___ Source data

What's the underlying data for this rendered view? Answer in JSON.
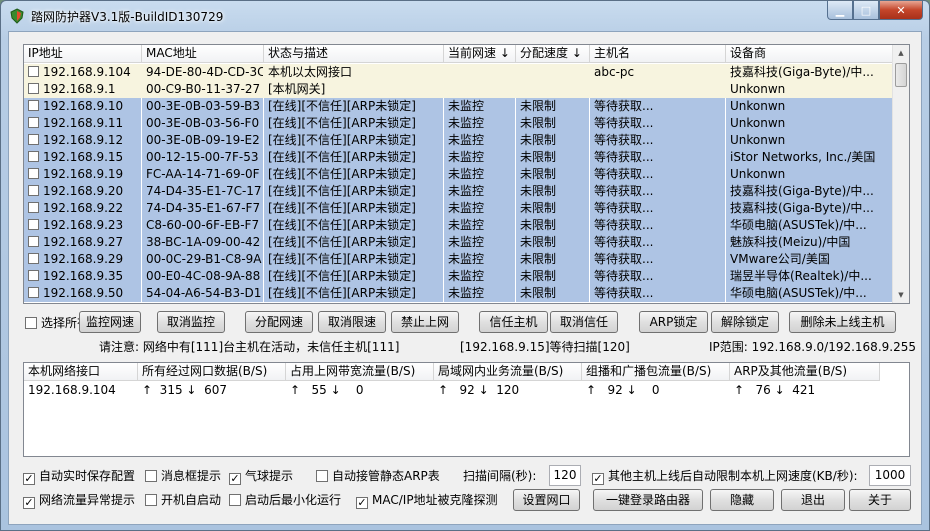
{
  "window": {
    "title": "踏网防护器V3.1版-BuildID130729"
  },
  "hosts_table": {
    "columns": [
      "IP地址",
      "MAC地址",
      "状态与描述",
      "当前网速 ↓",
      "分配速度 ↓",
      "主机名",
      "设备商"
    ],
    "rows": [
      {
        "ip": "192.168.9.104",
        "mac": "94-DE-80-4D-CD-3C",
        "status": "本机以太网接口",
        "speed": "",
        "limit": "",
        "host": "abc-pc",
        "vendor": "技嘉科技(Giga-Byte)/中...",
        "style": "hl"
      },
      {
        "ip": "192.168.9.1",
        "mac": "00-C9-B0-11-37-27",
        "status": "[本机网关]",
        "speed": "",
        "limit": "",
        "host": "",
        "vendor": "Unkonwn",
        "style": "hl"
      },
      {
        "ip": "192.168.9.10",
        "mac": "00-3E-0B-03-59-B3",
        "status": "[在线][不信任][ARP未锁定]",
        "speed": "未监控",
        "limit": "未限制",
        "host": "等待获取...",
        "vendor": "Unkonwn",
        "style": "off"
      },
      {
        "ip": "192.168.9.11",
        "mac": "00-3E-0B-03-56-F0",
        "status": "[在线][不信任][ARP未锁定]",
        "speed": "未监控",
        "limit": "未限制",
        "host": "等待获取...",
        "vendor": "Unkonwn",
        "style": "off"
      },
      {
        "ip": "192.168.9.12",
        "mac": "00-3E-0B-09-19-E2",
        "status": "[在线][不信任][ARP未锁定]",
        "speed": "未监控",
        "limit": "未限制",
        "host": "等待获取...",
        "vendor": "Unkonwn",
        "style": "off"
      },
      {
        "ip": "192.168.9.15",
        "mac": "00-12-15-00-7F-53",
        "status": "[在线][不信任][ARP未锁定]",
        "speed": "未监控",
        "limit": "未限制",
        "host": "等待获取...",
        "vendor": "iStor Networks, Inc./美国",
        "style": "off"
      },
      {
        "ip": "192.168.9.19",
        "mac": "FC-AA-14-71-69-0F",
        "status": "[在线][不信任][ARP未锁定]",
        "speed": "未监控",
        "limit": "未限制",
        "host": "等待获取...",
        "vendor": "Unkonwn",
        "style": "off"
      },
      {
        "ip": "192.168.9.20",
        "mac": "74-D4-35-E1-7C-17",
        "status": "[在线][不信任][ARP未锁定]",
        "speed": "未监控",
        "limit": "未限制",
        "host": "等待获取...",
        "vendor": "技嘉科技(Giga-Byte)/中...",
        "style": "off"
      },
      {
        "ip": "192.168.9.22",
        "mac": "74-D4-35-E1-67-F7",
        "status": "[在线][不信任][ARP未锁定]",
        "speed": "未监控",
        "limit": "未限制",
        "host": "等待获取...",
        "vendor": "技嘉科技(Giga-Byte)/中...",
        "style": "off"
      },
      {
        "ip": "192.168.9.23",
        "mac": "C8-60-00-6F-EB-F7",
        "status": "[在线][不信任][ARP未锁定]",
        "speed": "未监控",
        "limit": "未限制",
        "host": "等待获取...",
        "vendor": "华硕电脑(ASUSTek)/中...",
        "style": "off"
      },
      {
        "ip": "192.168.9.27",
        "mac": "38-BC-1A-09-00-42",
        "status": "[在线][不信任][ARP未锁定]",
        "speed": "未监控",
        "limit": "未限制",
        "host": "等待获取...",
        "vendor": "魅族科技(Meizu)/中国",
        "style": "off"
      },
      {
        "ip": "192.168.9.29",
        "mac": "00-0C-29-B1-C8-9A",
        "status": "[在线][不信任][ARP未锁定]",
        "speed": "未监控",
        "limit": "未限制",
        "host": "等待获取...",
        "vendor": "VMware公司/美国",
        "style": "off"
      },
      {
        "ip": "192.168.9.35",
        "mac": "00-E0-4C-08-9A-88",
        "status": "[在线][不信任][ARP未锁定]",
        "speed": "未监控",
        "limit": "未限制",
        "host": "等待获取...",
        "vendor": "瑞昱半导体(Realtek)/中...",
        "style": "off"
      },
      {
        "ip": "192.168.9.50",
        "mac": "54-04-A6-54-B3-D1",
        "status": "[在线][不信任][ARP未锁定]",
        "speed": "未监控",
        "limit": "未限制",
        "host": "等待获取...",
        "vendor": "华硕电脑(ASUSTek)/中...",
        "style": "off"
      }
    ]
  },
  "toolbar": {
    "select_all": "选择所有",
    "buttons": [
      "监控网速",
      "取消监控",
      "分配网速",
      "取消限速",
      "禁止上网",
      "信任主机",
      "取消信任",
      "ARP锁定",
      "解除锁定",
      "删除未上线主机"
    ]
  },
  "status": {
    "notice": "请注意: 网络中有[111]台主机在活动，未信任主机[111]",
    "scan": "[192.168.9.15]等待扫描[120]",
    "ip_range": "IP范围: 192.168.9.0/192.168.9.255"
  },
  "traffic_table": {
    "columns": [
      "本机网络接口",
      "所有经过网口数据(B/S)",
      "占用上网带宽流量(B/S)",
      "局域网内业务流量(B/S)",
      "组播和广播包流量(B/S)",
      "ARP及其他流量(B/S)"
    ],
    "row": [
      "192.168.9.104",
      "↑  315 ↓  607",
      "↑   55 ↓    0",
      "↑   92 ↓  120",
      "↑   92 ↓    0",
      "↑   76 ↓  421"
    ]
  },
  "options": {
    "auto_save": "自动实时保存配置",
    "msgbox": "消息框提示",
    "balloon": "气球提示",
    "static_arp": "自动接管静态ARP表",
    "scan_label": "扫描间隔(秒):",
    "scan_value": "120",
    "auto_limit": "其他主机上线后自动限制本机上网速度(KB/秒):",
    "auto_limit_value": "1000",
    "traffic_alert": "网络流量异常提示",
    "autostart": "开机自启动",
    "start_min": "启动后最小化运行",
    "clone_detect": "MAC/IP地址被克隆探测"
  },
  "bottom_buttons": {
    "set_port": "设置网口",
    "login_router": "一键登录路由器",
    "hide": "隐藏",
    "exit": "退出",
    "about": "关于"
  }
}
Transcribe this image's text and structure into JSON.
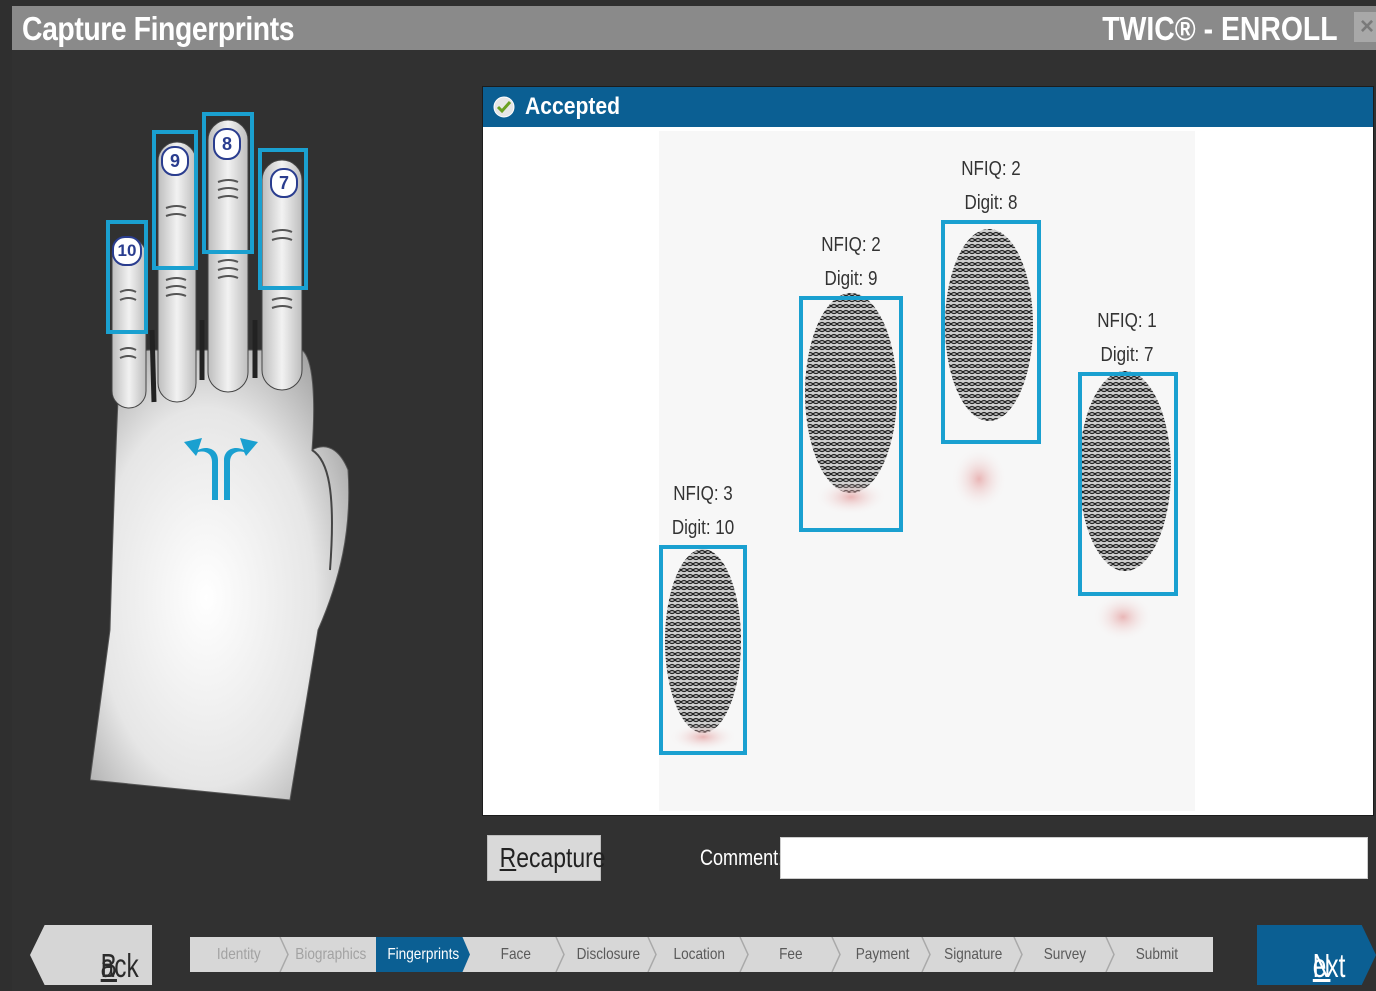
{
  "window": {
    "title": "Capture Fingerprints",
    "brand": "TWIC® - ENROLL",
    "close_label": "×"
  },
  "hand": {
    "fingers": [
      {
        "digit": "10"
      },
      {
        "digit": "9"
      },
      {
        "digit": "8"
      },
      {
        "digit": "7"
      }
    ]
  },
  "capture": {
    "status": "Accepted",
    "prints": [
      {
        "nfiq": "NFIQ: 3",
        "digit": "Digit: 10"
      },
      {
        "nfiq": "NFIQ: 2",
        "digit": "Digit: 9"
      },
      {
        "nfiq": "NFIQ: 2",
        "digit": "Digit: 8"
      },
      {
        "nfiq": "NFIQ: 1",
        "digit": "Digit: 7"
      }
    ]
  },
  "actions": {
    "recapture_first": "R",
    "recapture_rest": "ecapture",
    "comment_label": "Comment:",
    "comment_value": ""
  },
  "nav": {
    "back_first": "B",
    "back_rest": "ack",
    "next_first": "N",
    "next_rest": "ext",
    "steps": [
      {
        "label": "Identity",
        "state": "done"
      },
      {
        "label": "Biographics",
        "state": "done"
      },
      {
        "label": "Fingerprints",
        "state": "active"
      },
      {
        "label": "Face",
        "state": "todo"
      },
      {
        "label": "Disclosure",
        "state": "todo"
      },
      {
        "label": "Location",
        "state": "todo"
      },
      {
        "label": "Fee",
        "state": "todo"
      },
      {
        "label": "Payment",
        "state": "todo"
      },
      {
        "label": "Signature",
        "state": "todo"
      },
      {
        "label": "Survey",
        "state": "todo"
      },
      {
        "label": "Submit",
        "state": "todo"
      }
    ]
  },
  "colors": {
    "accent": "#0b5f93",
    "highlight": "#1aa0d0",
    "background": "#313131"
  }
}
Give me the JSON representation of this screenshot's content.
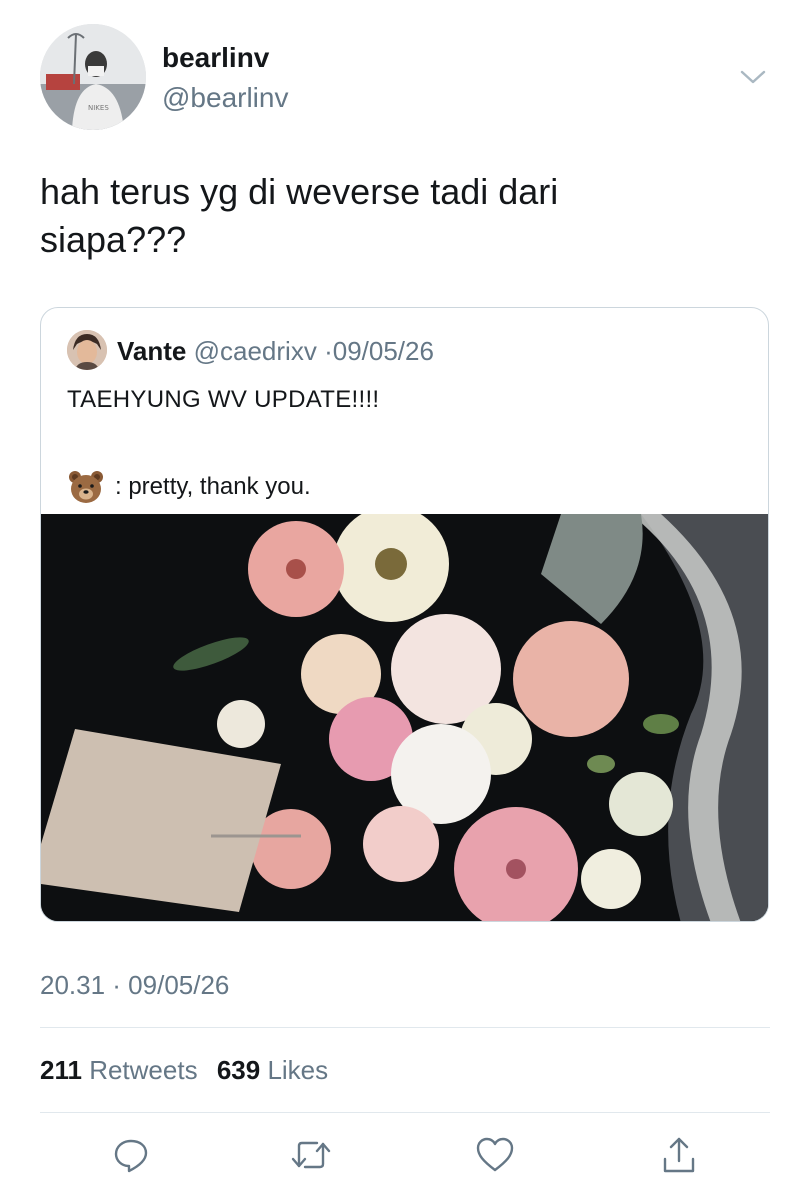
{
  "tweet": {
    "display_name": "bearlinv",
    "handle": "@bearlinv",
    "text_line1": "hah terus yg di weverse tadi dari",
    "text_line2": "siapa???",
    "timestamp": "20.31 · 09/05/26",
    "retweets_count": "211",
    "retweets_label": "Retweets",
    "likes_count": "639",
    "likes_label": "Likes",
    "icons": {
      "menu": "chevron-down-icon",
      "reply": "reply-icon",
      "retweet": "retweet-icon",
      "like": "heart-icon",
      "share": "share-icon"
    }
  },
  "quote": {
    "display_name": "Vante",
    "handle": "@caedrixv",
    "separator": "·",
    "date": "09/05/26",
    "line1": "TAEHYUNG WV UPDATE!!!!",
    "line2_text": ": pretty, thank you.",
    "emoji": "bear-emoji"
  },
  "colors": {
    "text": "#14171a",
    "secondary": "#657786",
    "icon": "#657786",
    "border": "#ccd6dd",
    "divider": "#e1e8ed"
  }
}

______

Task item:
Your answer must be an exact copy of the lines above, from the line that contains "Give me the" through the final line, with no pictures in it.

Answer section:
Give me the JSON representation of this screenshot's content.
{
  "tweet": {
    "display_name": "bearlinv",
    "handle": "@bearlinv",
    "text_line1": "hah terus yg di weverse tadi dari",
    "text_line2": "siapa???",
    "timestamp": "20.31 · 09/05/26",
    "retweets_count": "211",
    "retweets_label": "Retweets",
    "likes_count": "639",
    "likes_label": "Likes",
    "icons": {
      "menu": "chevron-down-icon",
      "reply": "reply-icon",
      "retweet": "retweet-icon",
      "like": "heart-icon",
      "share": "share-icon"
    }
  },
  "quote": {
    "display_name": "Vante",
    "handle": "@caedrixv",
    "separator": "·",
    "date": "09/05/26",
    "line1": "TAEHYUNG WV UPDATE!!!!",
    "line2_text": ": pretty, thank you.",
    "emoji": "bear-emoji"
  },
  "colors": {
    "text": "#14171a",
    "secondary": "#657786",
    "icon": "#657786",
    "border": "#ccd6dd",
    "divider": "#e1e8ed"
  }
}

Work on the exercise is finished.